“The film shows that whatever surfing you do, it’s all just pure enjoyment wherever you find it,” said Dana Brown, who never surfs waves over 8 feet. “I like the glide. I’m not very big on slamming into the bottom and bouncing off a reef or being held under for 30 seconds.”
Brown explains that the real challenge in making “Step Into Liquid” was not finding the biggest tube or the most radical ride, but understanding the “stoke”- what it was about surfing that hooks people’s souls and keeps surfers like Jesse Billauer paddling back for more.
In his round-the-world search, Brown discovered a surfer who hasn’t missed a day in the water for 27 years, Protestant and Roman Catholic school kids in Ireland who put aside their mutual hatred to surf the chilly local waters and surfers who share water with supertankers off Texas. In one of the film’s highlights, Brown follows the nearly unbelievable ride on a 65-foot wave by one of a group of surfers who headed 100 miles off the coast of San Diego to chase down the giant waves of the Cortes Bank. He also pays special attention to the rise of women in the sport. Other locations include Tahiti, Oahu’s North Shore, Rapa Nui (Easter Island), Western Australia, Lake Michigan, California, and Costa Rica.
In describing the genesis of his film, Dana Brown gives much credit to his father, now 65, who acted as co-executive producer and also appears in the movie.
“If I sent him a rough cut of a segment, he understands what I’m trying to do and makes suggestions,” Brown said. “Especially (I like) his story sense and sense of humor.
“When dad was a teenage surfer,” Dana adds, “people asked him repeatedly, ‘When are you going to grow up and see the light of day and stop doing that silly thing?’ Fortunately, we were right and they were wrong.

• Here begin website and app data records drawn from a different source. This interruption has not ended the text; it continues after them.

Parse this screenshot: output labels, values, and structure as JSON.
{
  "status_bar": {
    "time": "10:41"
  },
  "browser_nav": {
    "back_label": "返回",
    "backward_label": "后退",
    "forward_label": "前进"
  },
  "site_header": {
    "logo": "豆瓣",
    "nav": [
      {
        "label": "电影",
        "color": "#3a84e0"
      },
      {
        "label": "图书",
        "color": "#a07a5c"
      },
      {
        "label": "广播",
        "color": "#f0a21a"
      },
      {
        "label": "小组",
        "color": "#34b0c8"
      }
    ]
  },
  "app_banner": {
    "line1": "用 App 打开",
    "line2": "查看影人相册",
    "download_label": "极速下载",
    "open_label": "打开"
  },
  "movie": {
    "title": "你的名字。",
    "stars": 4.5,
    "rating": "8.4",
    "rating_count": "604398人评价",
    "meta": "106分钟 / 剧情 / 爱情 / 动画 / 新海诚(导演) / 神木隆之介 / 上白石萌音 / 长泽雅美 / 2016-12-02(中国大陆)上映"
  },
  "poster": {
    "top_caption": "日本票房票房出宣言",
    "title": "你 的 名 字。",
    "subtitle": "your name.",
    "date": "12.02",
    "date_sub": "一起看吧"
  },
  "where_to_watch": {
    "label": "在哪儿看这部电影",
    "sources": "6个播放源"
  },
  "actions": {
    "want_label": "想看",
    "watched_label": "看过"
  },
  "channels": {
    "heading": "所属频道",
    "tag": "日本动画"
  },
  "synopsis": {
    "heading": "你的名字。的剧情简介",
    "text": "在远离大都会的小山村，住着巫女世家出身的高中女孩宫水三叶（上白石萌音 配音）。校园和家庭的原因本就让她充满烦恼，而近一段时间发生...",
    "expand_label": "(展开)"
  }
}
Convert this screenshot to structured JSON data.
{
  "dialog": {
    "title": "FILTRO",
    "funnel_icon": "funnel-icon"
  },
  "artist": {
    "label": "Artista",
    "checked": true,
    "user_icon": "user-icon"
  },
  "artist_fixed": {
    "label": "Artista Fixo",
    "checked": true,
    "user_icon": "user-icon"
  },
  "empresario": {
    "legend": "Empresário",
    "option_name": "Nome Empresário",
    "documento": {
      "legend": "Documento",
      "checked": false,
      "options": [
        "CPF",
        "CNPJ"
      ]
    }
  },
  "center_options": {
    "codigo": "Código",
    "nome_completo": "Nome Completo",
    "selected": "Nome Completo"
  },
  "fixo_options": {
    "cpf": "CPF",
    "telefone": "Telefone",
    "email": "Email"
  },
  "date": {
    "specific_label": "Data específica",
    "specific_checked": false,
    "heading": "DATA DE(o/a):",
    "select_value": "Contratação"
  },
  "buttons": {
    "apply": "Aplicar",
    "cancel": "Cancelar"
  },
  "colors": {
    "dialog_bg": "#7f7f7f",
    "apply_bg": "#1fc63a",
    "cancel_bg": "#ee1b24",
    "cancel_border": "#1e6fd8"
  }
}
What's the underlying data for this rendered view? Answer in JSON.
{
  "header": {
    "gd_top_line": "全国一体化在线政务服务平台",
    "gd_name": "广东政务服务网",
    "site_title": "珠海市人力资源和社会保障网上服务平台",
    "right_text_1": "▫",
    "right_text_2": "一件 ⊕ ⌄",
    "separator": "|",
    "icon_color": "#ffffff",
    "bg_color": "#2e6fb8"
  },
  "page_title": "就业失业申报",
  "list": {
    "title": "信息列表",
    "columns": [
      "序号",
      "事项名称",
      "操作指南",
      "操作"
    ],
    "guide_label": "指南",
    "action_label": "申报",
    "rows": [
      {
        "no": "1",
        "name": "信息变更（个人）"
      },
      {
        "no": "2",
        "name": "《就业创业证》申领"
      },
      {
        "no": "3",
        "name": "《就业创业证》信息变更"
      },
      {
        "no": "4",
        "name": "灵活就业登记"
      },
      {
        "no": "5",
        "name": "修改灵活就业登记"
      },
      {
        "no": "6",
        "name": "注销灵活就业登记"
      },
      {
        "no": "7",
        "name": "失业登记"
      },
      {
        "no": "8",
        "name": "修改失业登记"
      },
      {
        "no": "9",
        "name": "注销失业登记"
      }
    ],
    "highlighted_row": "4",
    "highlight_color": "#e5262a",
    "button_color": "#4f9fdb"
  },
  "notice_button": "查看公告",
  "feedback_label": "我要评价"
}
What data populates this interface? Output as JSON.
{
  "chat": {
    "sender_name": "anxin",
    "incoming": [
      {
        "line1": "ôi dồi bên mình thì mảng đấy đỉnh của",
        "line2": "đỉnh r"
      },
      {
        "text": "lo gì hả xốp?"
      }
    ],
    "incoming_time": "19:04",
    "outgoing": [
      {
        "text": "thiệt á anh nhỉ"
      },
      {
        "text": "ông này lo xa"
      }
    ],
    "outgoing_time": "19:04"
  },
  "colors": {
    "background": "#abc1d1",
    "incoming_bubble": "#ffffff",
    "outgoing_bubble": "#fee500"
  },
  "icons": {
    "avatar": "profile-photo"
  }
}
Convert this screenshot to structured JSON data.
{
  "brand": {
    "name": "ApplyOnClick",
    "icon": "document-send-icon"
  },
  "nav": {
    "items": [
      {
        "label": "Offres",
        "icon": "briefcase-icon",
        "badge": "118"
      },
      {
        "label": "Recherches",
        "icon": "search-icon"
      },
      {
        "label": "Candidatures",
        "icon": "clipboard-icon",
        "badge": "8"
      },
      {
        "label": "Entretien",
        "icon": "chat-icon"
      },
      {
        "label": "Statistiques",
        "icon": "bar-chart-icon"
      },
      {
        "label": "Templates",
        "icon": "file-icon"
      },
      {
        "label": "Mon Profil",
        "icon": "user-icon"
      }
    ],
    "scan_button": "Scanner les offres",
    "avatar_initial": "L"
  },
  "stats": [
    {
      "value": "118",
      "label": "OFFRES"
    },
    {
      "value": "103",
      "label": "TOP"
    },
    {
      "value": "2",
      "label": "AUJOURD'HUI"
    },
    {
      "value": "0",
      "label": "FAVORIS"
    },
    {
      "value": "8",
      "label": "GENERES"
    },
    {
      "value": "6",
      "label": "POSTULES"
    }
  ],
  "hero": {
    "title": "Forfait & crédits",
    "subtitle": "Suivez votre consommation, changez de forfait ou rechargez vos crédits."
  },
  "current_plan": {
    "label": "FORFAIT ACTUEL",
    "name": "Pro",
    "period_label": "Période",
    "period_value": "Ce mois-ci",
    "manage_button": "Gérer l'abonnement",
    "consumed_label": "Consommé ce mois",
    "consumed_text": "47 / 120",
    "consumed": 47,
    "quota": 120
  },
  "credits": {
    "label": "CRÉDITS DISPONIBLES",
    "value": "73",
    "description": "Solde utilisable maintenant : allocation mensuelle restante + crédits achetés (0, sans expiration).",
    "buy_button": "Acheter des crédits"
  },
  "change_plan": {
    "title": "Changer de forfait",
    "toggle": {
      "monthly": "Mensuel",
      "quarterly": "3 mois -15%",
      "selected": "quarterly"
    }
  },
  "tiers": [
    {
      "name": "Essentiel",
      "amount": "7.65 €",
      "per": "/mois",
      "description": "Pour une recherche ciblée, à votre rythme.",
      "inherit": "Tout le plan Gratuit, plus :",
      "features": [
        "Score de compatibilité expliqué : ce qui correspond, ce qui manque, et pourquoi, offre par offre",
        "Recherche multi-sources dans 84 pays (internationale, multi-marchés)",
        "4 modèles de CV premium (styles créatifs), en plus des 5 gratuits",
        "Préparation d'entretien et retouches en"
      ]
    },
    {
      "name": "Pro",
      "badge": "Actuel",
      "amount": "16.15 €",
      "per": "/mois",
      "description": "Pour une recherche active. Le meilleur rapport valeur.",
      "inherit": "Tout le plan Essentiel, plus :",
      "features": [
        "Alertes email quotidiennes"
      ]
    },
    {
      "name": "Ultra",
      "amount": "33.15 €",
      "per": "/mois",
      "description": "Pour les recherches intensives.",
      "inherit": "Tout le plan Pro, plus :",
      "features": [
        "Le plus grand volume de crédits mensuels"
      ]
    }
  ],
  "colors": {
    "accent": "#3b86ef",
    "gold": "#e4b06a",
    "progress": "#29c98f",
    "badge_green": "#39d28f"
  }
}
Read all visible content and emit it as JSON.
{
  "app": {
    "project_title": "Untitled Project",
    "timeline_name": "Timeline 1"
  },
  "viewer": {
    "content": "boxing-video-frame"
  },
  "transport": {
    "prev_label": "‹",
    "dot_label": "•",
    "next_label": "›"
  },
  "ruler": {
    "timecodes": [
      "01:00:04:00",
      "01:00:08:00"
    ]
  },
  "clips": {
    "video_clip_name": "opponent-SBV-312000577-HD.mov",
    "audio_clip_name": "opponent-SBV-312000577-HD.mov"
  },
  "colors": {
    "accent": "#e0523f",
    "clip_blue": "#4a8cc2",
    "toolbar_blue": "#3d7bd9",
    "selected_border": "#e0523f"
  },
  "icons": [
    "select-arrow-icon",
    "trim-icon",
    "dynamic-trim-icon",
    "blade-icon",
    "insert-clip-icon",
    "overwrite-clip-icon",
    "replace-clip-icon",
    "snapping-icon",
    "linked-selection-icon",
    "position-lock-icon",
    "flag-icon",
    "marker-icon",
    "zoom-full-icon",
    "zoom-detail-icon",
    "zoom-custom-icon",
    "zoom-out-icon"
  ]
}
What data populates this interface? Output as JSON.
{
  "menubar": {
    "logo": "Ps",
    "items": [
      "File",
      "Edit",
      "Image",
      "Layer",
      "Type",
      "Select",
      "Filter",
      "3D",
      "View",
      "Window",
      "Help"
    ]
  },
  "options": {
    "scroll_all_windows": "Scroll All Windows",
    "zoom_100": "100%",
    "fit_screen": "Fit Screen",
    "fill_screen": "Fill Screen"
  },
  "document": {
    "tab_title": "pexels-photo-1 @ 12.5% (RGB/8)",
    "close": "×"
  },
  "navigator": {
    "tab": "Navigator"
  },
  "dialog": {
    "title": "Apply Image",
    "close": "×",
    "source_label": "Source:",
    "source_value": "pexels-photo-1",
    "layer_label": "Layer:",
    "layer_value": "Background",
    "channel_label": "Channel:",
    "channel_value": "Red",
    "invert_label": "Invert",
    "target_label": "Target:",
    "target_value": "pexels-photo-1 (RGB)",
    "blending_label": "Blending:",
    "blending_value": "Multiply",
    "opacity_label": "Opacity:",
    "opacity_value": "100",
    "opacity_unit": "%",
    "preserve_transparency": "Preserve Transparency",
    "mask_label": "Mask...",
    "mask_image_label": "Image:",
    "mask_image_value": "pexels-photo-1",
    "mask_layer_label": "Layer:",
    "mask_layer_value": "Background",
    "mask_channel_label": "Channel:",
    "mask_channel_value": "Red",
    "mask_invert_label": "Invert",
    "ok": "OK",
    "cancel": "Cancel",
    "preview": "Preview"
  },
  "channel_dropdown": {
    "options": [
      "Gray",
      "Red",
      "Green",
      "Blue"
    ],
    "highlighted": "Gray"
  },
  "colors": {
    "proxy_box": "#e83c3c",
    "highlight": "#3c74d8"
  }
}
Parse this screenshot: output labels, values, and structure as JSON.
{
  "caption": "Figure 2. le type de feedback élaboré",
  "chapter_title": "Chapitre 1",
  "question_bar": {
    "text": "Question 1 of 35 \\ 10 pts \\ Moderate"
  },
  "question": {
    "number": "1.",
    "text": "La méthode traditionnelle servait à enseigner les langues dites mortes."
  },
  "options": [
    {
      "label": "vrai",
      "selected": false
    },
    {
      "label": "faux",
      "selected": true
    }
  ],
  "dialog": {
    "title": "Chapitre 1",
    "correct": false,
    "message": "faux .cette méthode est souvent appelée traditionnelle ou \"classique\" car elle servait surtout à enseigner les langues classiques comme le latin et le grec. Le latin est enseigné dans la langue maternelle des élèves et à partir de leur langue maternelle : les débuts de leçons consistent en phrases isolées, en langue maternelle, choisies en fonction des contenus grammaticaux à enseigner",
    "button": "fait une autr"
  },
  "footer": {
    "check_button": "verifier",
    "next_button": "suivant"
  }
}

It’s another very important thing I learned from my dad.”